**PROBLEM TO WORK ON**.
Could you filter the records below and return each line that holds "subtitle"?
---*---
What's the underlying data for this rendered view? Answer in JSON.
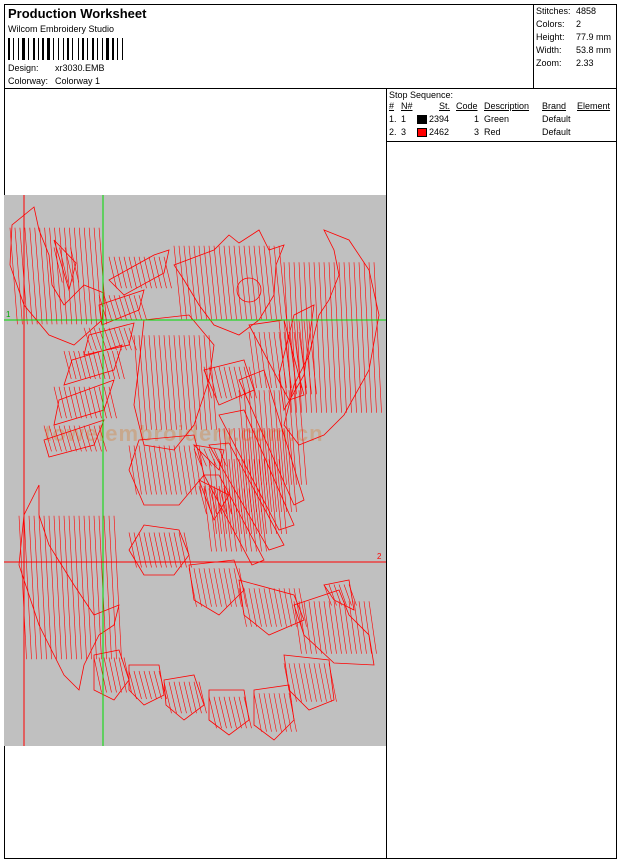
{
  "header": {
    "title": "Production Worksheet",
    "software": "Wilcom  Embroidery Studio",
    "design_label": "Design:",
    "design_value": "xr3030.EMB",
    "colorway_label": "Colorway:",
    "colorway_value": "Colorway 1"
  },
  "stats": [
    {
      "label": "Stitches:",
      "value": "4858"
    },
    {
      "label": "Colors:",
      "value": "2"
    },
    {
      "label": "Height:",
      "value": "77.9 mm"
    },
    {
      "label": "Width:",
      "value": "53.8 mm"
    },
    {
      "label": "Zoom:",
      "value": "2.33"
    }
  ],
  "stop_sequence": {
    "title": "Stop Sequence:",
    "columns": [
      "#",
      "N#",
      "St.",
      "Code",
      "Description",
      "Brand",
      "Element"
    ],
    "rows": [
      {
        "num": "1.",
        "n": "1",
        "color": "#000000",
        "stitches": "2394",
        "code": "1",
        "description": "Green",
        "brand": "Default",
        "element": ""
      },
      {
        "num": "2.",
        "n": "3",
        "color": "#ff0000",
        "stitches": "2462",
        "code": "3",
        "description": "Red",
        "brand": "Default",
        "element": ""
      }
    ]
  },
  "preview": {
    "background": "#c0c0c0",
    "stitch_color": "#ff0000",
    "guide_color": "#00dd00",
    "marker_1": "1",
    "marker_2": "2",
    "watermark": "towelembroidery.com.cn"
  }
}
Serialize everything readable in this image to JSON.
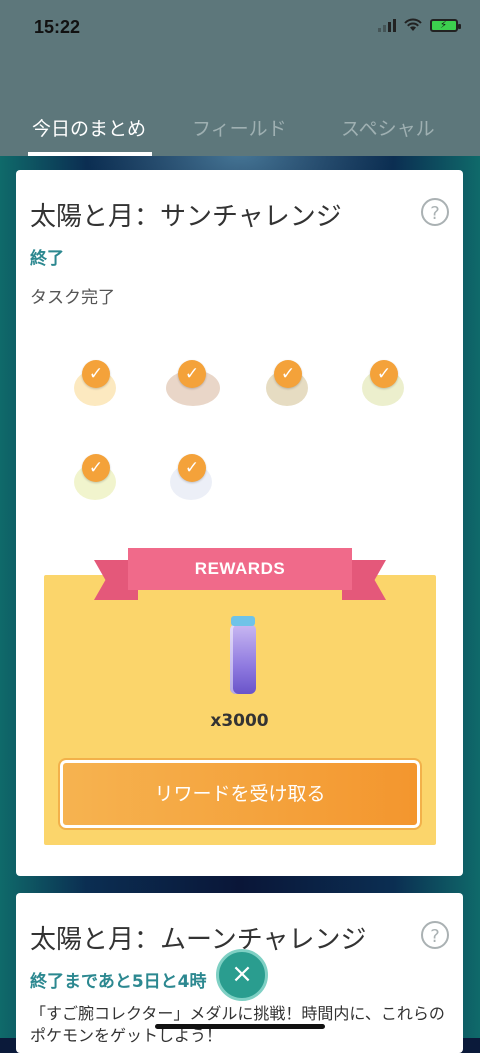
{
  "status_bar": {
    "time": "15:22"
  },
  "tabs": [
    {
      "label": "今日のまとめ",
      "active": true
    },
    {
      "label": "フィールド",
      "active": false
    },
    {
      "label": "スペシャル",
      "active": false
    }
  ],
  "sun_challenge": {
    "title": "太陽と月：サンチャレンジ",
    "help": "?",
    "status": "終了",
    "subtitle": "タスク完了",
    "tasks": [
      {
        "completed": true,
        "check": "✓"
      },
      {
        "completed": true,
        "check": "✓"
      },
      {
        "completed": true,
        "check": "✓"
      },
      {
        "completed": true,
        "check": "✓"
      },
      {
        "completed": true,
        "check": "✓"
      },
      {
        "completed": true,
        "check": "✓"
      }
    ],
    "rewards": {
      "banner": "REWARDS",
      "quantity": "x3000",
      "claim_label": "リワードを受け取る"
    }
  },
  "moon_challenge": {
    "title": "太陽と月：ムーンチャレンジ",
    "help": "?",
    "status": "終了まであと5日と4時",
    "description": "「すご腕コレクター」メダルに挑戦！時間内に、これらのポケモンをゲットしよう！"
  },
  "close_button": "×",
  "colors": {
    "header": "#5d777b",
    "accent_teal": "#2c8890",
    "check_orange": "#f4a23a",
    "ribbon_pink": "#f06a8a",
    "reward_yellow": "#fbd56b",
    "button_orange": "#f3962e"
  }
}
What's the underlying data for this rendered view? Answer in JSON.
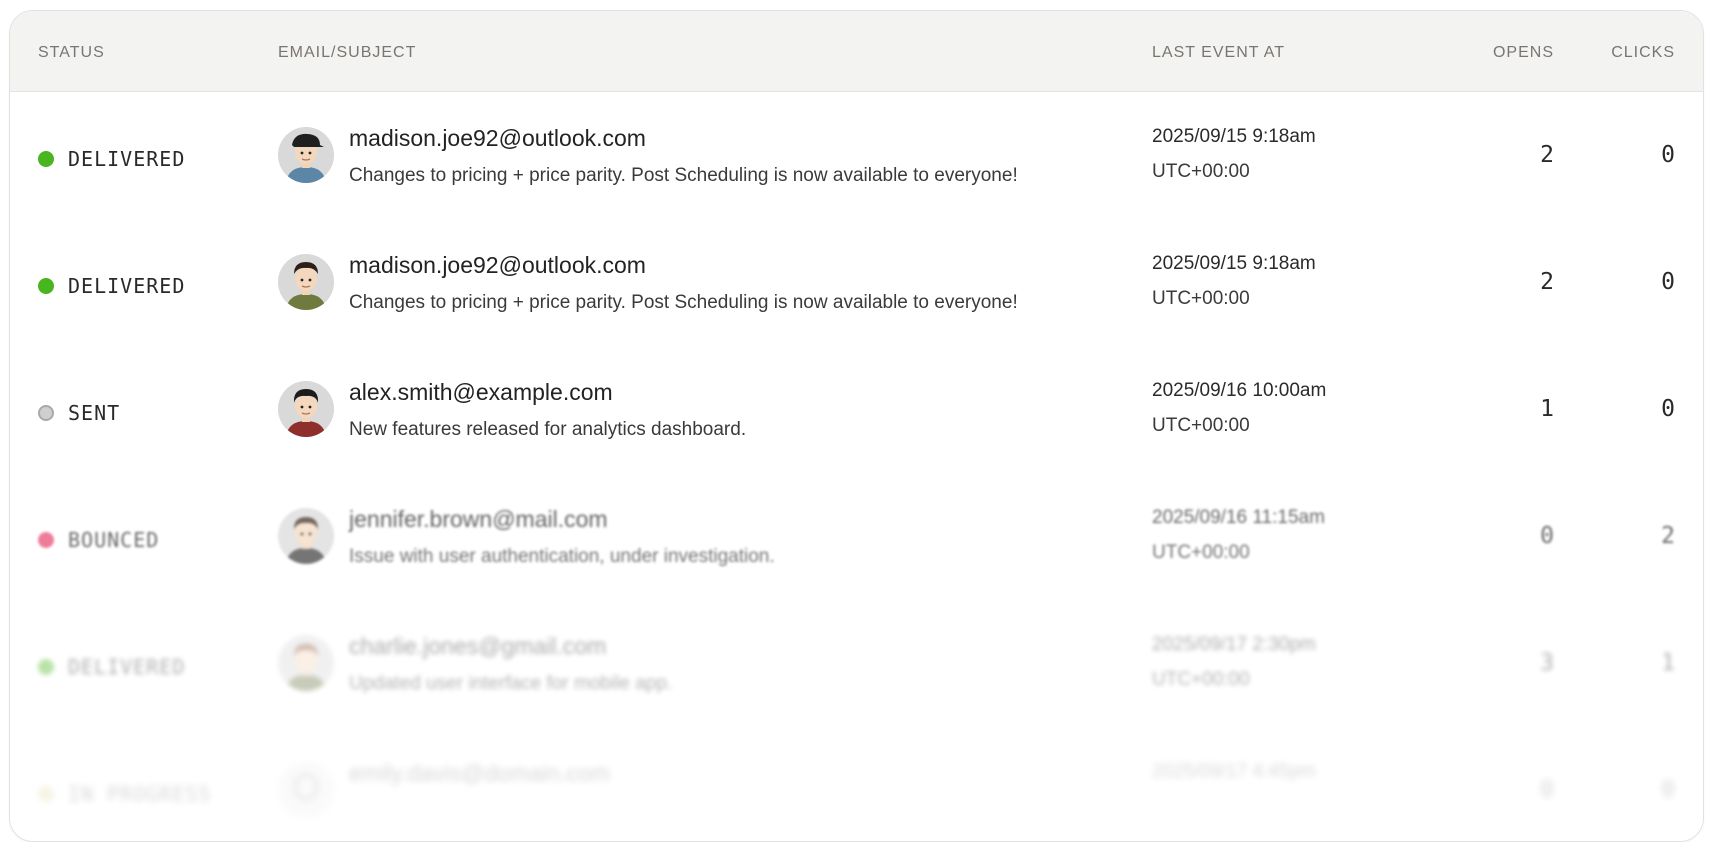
{
  "table": {
    "headers": {
      "status": "STATUS",
      "email_subject": "EMAIL/SUBJECT",
      "last_event_at": "LAST EVENT AT",
      "opens": "OPENS",
      "clicks": "CLICKS"
    },
    "rows": [
      {
        "status": "DELIVERED",
        "status_color": "#49b51f",
        "avatar_icon": "avatar-cap-man",
        "email": "madison.joe92@outlook.com",
        "subject": "Changes to pricing + price parity. Post Scheduling is now available to everyone!",
        "date": "2025/09/15 9:18am",
        "timezone": "UTC+00:00",
        "opens": "2",
        "clicks": "0"
      },
      {
        "status": "DELIVERED",
        "status_color": "#49b51f",
        "avatar_icon": "avatar-man-green-shirt",
        "email": "madison.joe92@outlook.com",
        "subject": "Changes to pricing + price parity. Post Scheduling is now available to everyone!",
        "date": "2025/09/15 9:18am",
        "timezone": "UTC+00:00",
        "opens": "2",
        "clicks": "0"
      },
      {
        "status": "SENT",
        "status_color": "#cfcfcf",
        "avatar_icon": "avatar-man-red-shirt",
        "email": "alex.smith@example.com",
        "subject": "New features released for analytics dashboard.",
        "date": "2025/09/16 10:00am",
        "timezone": "UTC+00:00",
        "opens": "1",
        "clicks": "0"
      },
      {
        "status": "BOUNCED",
        "status_color": "#e8466f",
        "avatar_icon": "avatar-man-dark-shirt",
        "email": "jennifer.brown@mail.com",
        "subject": "Issue with user authentication, under investigation.",
        "date": "2025/09/16 11:15am",
        "timezone": "UTC+00:00",
        "opens": "0",
        "clicks": "2"
      },
      {
        "status": "DELIVERED",
        "status_color": "#49b51f",
        "avatar_icon": "avatar-man-olive-shirt",
        "email": "charlie.jones@gmail.com",
        "subject": "Updated user interface for mobile app.",
        "date": "2025/09/17 2:30pm",
        "timezone": "UTC+00:00",
        "opens": "3",
        "clicks": "1"
      },
      {
        "status": "IN PROGRESS",
        "status_color": "#c9c36a",
        "avatar_icon": "avatar-outline",
        "email": "emily.davis@domain.com",
        "subject": "",
        "date": "2025/09/17 4:45pm",
        "timezone": "",
        "opens": "0",
        "clicks": "0"
      }
    ]
  }
}
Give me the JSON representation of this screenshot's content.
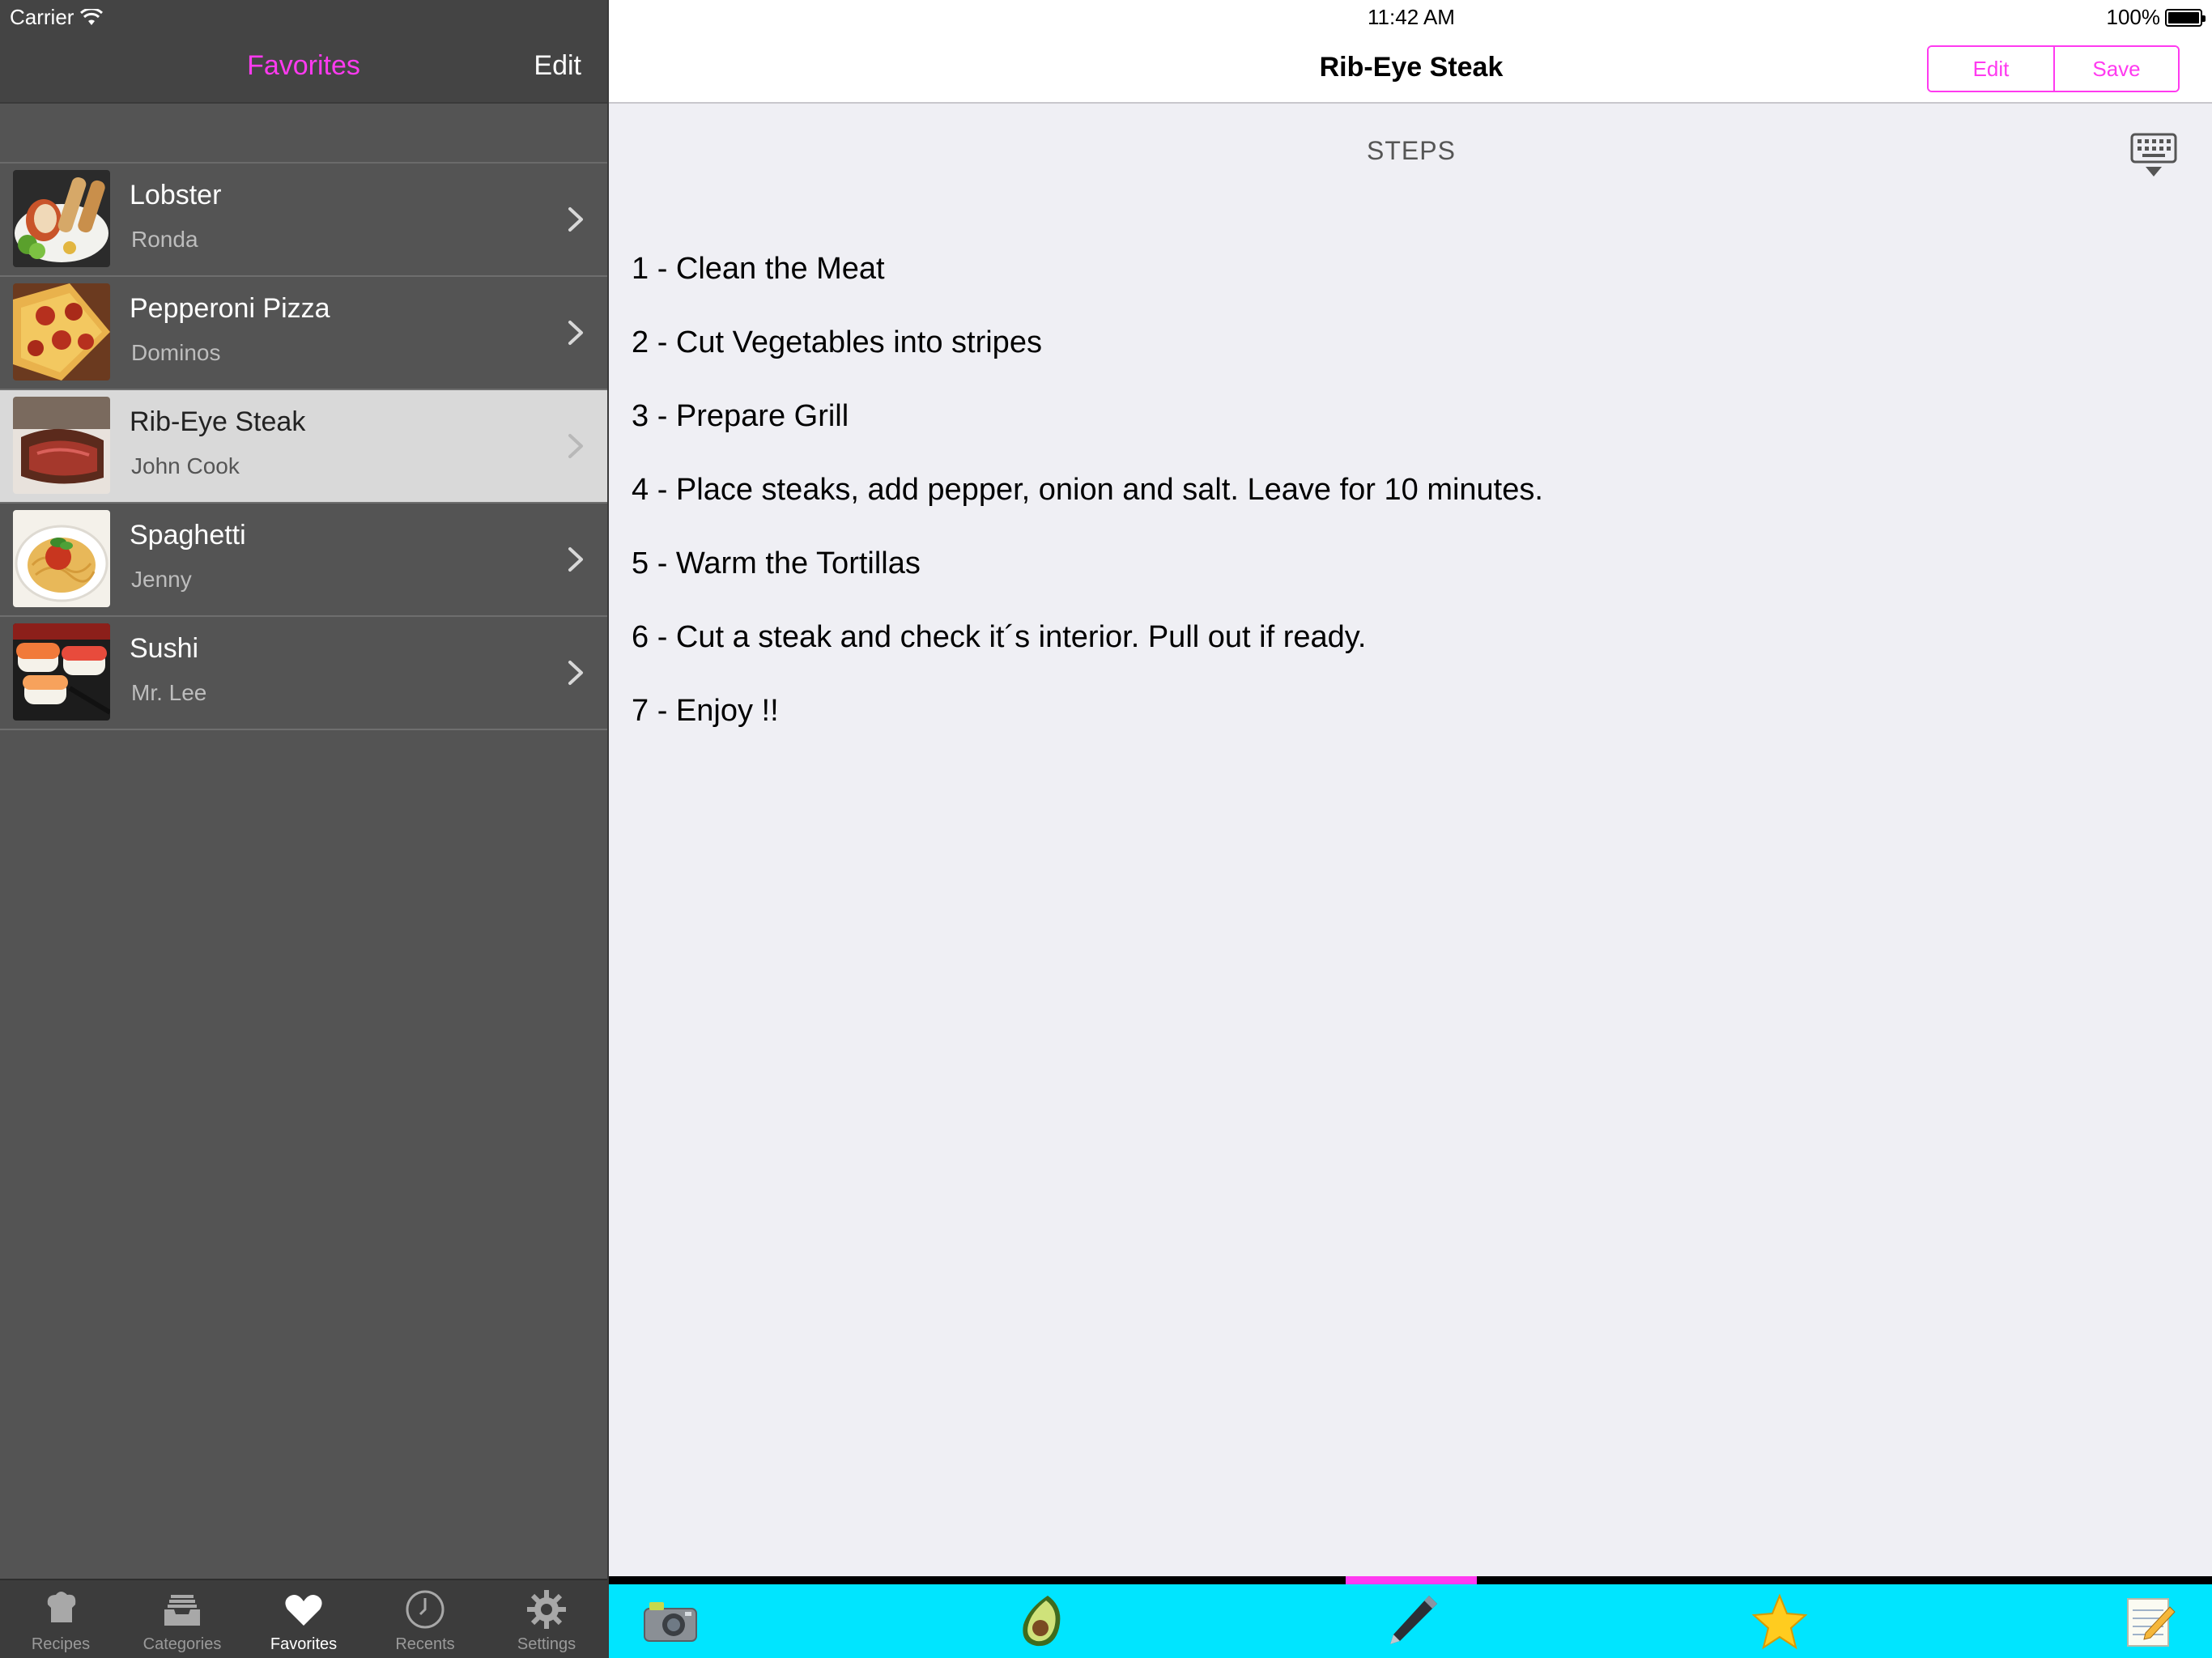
{
  "status_bar": {
    "carrier": "Carrier",
    "time": "11:42 AM",
    "battery": "100%"
  },
  "master": {
    "title": "Favorites",
    "edit_label": "Edit",
    "items": [
      {
        "title": "Lobster",
        "subtitle": "Ronda",
        "selected": false
      },
      {
        "title": "Pepperoni Pizza",
        "subtitle": "Dominos",
        "selected": false
      },
      {
        "title": "Rib-Eye Steak",
        "subtitle": "John Cook",
        "selected": true
      },
      {
        "title": "Spaghetti",
        "subtitle": "Jenny",
        "selected": false
      },
      {
        "title": "Sushi",
        "subtitle": "Mr. Lee",
        "selected": false
      }
    ]
  },
  "tabbar": {
    "tabs": [
      {
        "label": "Recipes",
        "icon": "chef-hat-icon",
        "active": false
      },
      {
        "label": "Categories",
        "icon": "inbox-tray-icon",
        "active": false
      },
      {
        "label": "Favorites",
        "icon": "heart-icon",
        "active": true
      },
      {
        "label": "Recents",
        "icon": "clock-icon",
        "active": false
      },
      {
        "label": "Settings",
        "icon": "gear-icon",
        "active": false
      }
    ]
  },
  "detail": {
    "title": "Rib-Eye Steak",
    "edit_label": "Edit",
    "save_label": "Save",
    "section_heading": "STEPS",
    "steps": [
      "1 - Clean the Meat",
      "2 - Cut Vegetables into stripes",
      "3 - Prepare Grill",
      "4 - Place steaks, add pepper, onion and salt. Leave for 10 minutes.",
      "5 - Warm the Tortillas",
      "6 - Cut a steak and check it´s interior. Pull out if ready.",
      "7 - Enjoy !!"
    ]
  },
  "toolbar": {
    "items": [
      "camera-icon",
      "avocado-icon",
      "pen-icon",
      "star-icon",
      "notepad-icon"
    ],
    "active_index": 2
  },
  "colors": {
    "accent": "#ff3af0",
    "toolbar_bg": "#00e5ff",
    "master_bg": "#545454"
  }
}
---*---
**ANSWER SPACE**.
    "subtitle": "タスク完了",
        "subtitle": "Ronda",
        "subtitle": "Dominos",
        "subtitle": "John Cook",
        "subtitle": "Jenny",
        "subtitle": "Mr. Lee",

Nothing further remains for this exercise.